And the splits required to do so are beyond the comprehension of us mere mortals.
Kipchoge had to maintain an average pace of 17.08 seconds for each 100 metres, 68 seconds for every lap of an athletics track and 28 minutes and 26 seconds for every 10 kilometres.
And that's exactly why pacemakers needed to be rotated in and out, supported by a laser-projecting car, because there's literally no one on the planet that can keep pace with him.
It was the Sir Roger Bannister moment of our era and Kipchoge had long since taken inspiration from that mythical, inaugural breaking of the four-minute mile in 1954.
World record won't officially count
However, this is something all together more impressive, something that scientists have doubted is even possible or at least not until far-flung years like 2050.
Will it count as an official world record? Sadly not, rather Kipchoge's clocking of 2:01.39 at last year's Berlin marathon - almost beaten by Kenenisa Bekele one year one - will endure as the gold standard.
The IAAF invalidates races where pacemakers are injected after its inception, although Lord Seb Coe admitted at the 2019 World Championships that the rules could be altered.
But who cares anyway?

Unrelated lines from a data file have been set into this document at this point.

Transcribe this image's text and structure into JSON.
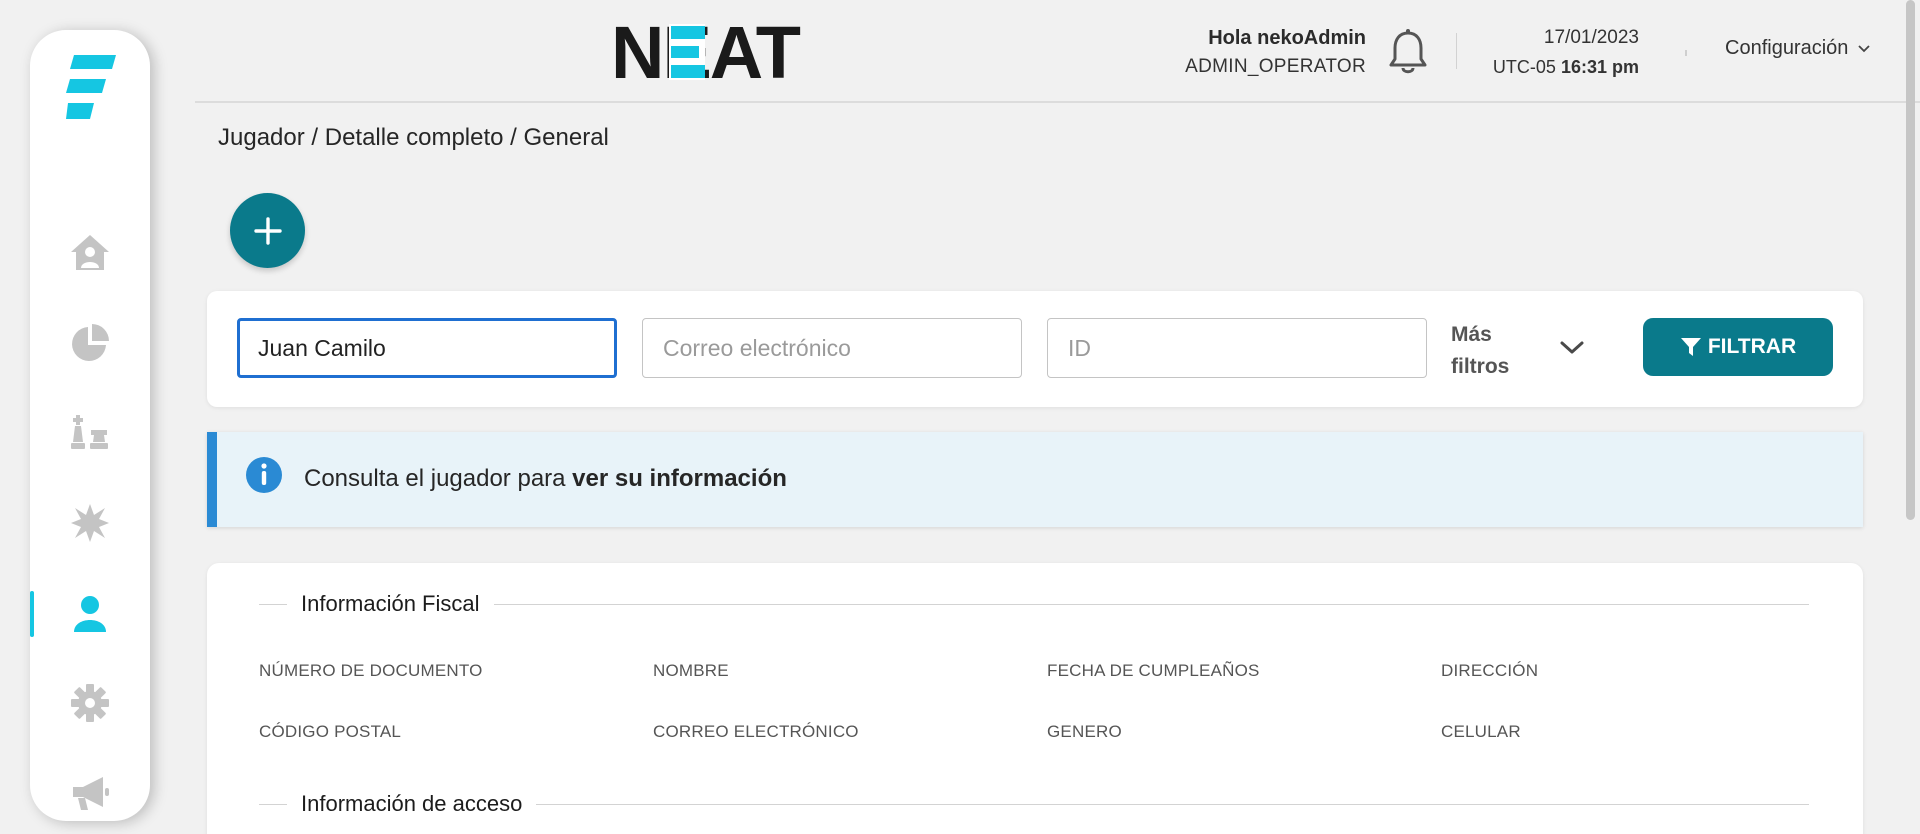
{
  "colors": {
    "teal": "#0a7a8b",
    "cyan_accent": "#15c6e2",
    "info_blue": "#2a8ad4",
    "focus_blue": "#1f6fd1"
  },
  "sidebar": {
    "items": [
      {
        "name": "home",
        "icon": "home-user-icon",
        "active": false
      },
      {
        "name": "reports",
        "icon": "pie-chart-icon",
        "active": false
      },
      {
        "name": "games",
        "icon": "chess-icon",
        "active": false
      },
      {
        "name": "promotions",
        "icon": "starburst-icon",
        "active": false
      },
      {
        "name": "players",
        "icon": "user-icon",
        "active": true
      },
      {
        "name": "settings",
        "icon": "gear-icon",
        "active": false
      },
      {
        "name": "campaigns",
        "icon": "megaphone-icon",
        "active": false
      }
    ]
  },
  "header": {
    "brand": "NEAT",
    "greeting": "Hola nekoAdmin",
    "role": "ADMIN_OPERATOR",
    "date": "17/01/2023",
    "timezone": "UTC-05",
    "time": "16:31 pm",
    "config_label": "Configuración"
  },
  "breadcrumb": "Jugador / Detalle completo / General",
  "filters": {
    "name_value": "Juan Camilo",
    "email_placeholder": "Correo electrónico",
    "id_placeholder": "ID",
    "more_line1": "Más",
    "more_line2": "filtros",
    "button_label": "FILTRAR"
  },
  "info_banner": {
    "text": "Consulta el jugador para ",
    "bold": "ver su información"
  },
  "details": {
    "fiscal_title": "Información Fiscal",
    "fiscal_fields": [
      "NÚMERO DE DOCUMENTO",
      "NOMBRE",
      "FECHA DE CUMPLEAÑOS",
      "DIRECCIÓN",
      "CÓDIGO POSTAL",
      "CORREO ELECTRÓNICO",
      "GENERO",
      "CELULAR"
    ],
    "access_title": "Información de acceso"
  }
}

The fact of the matter is that Kipchoge covered the marathon distance in under two hours, becoming the human to do so and lest history forget it.News Now - Sport News